7. Zardulu the Mythmaker, The Founding and Manifesto of Zardulism.
8. Joan Didion, The White Album (New York: Open Road, 1979).
9. Andy Newman, “The Artist Behind the Three-Eyed Fish and Selfie Rat, and Other Hoaxes,” The New York Times, March 28, 2016, https://www.nytimes.com/2016/03/29/nyregion/zardulu-artist-selfie-rat-pizza-rat-viral-internet-hoaxes.html; Lauren Messman, “This Washed-Up Sea Creature Was the Work of Viral Hoaxer Zardulu,” Vice, September 18, 2018 https://www.vice.com/en_us/article/59apnx/this-washed-up-sea-creature-was-the-work-of-viral-hoaxer-zardulu
10. David Moye, “Louisiana Woman Creates Frog Bikini (and It’s Ribbiting),” Huffington Post, April 12, 2018, https://www.huffingtonpost.com/entry/fabiana-lefleur-frog-bikini_us_5acf71d8e4b0d4931c8af7ea.
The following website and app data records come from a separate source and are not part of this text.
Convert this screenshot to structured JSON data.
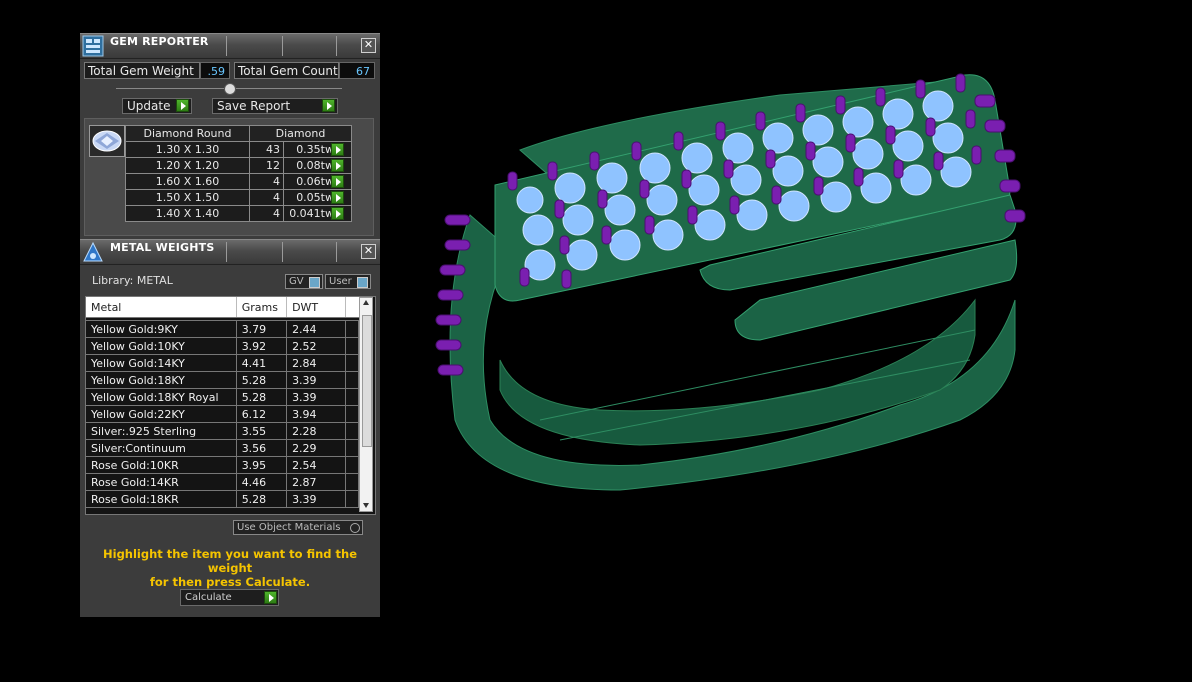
{
  "gem_reporter": {
    "title": "GEM REPORTER",
    "total_weight_label": "Total Gem Weight",
    "total_weight_value": ".59",
    "total_count_label": "Total Gem Count",
    "total_count_value": "67",
    "update_label": "Update",
    "save_report_label": "Save Report",
    "col_shape": "Diamond Round",
    "col_material": "Diamond",
    "rows": [
      {
        "size": "1.30 X 1.30",
        "count": "43",
        "weight": "0.35tw"
      },
      {
        "size": "1.20 X 1.20",
        "count": "12",
        "weight": "0.08tw"
      },
      {
        "size": "1.60 X 1.60",
        "count": "4",
        "weight": "0.06tw"
      },
      {
        "size": "1.50 X 1.50",
        "count": "4",
        "weight": "0.05tw"
      },
      {
        "size": "1.40 X 1.40",
        "count": "4",
        "weight": "0.041tw"
      }
    ]
  },
  "metal_weights": {
    "title": "METAL WEIGHTS",
    "library_label": "Library: METAL",
    "gv_label": "GV",
    "user_label": "User",
    "headers": [
      "Metal",
      "Grams",
      "DWT"
    ],
    "rows": [
      {
        "metal": "Yellow Gold:9KY",
        "grams": "3.79",
        "dwt": "2.44"
      },
      {
        "metal": "Yellow Gold:10KY",
        "grams": "3.92",
        "dwt": "2.52"
      },
      {
        "metal": "Yellow Gold:14KY",
        "grams": "4.41",
        "dwt": "2.84"
      },
      {
        "metal": "Yellow Gold:18KY",
        "grams": "5.28",
        "dwt": "3.39"
      },
      {
        "metal": "Yellow Gold:18KY Royal",
        "grams": "5.28",
        "dwt": "3.39"
      },
      {
        "metal": "Yellow Gold:22KY",
        "grams": "6.12",
        "dwt": "3.94"
      },
      {
        "metal": "Silver:.925 Sterling",
        "grams": "3.55",
        "dwt": "2.28"
      },
      {
        "metal": "Silver:Continuum",
        "grams": "3.56",
        "dwt": "2.29"
      },
      {
        "metal": "Rose Gold:10KR",
        "grams": "3.95",
        "dwt": "2.54"
      },
      {
        "metal": "Rose Gold:14KR",
        "grams": "4.46",
        "dwt": "2.87"
      },
      {
        "metal": "Rose Gold:18KR",
        "grams": "5.28",
        "dwt": "3.39"
      }
    ],
    "use_object_materials_label": "Use Object Materials",
    "hint_line1": "Highlight the item you want to find the weight",
    "hint_line2": "for then press Calculate.",
    "calculate_label": "Calculate"
  },
  "colors": {
    "ring_metal": "#1f6b4a",
    "gem_blue": "#8fc3ff",
    "prong_purple": "#7a1fb0",
    "hint_yellow": "#f5c400",
    "value_blue": "#69c7ff"
  },
  "icons": [
    "gem-reporter-icon",
    "close-icon",
    "diamond-round-icon",
    "metal-weights-icon",
    "go-arrow-icon"
  ]
}
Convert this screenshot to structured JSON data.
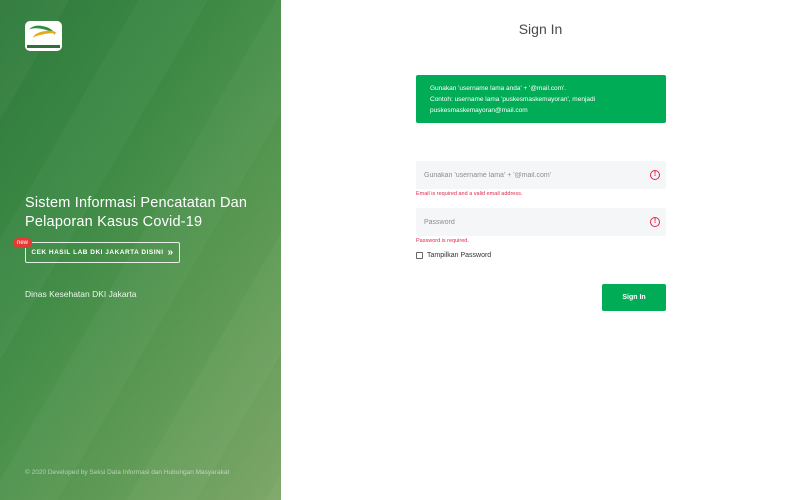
{
  "left_panel": {
    "title": "Sistem Informasi Pencatatan Dan Pelaporan Kasus Covid-19",
    "new_badge": "new",
    "lab_button_label": "CEK HASIL LAB DKI JAKARTA DISINI",
    "lab_button_icon": "chevron-double-right-icon",
    "agency": "Dinas Kesehatan DKI Jakarta",
    "copyright": "© 2020 Developed by Seksi Data Informasi dan Hubungan Masyarakat"
  },
  "form": {
    "title": "Sign In",
    "info_line1": "Gunakan 'username lama anda' + '@mail.com'.",
    "info_line2": "Contoh: username lama 'puskesmaskemayoran', menjadi puskesmaskemayoran@mail.com",
    "email_placeholder": "Gunakan 'username lama' + '@mail.com'",
    "email_error": "Email is required and a valid email address.",
    "password_placeholder": "Password",
    "password_error": "Password is required.",
    "show_password_label": "Tampilkan Password",
    "submit_label": "Sign In"
  },
  "colors": {
    "accent": "#00ad56",
    "error": "#e0284c",
    "panel_green": "#3d8a45"
  }
}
11. “Altamaha – Serpent of the Altamaha River in Georgia,” Legends of America, https://www.legendsofamerica.com/ga-altamahaha/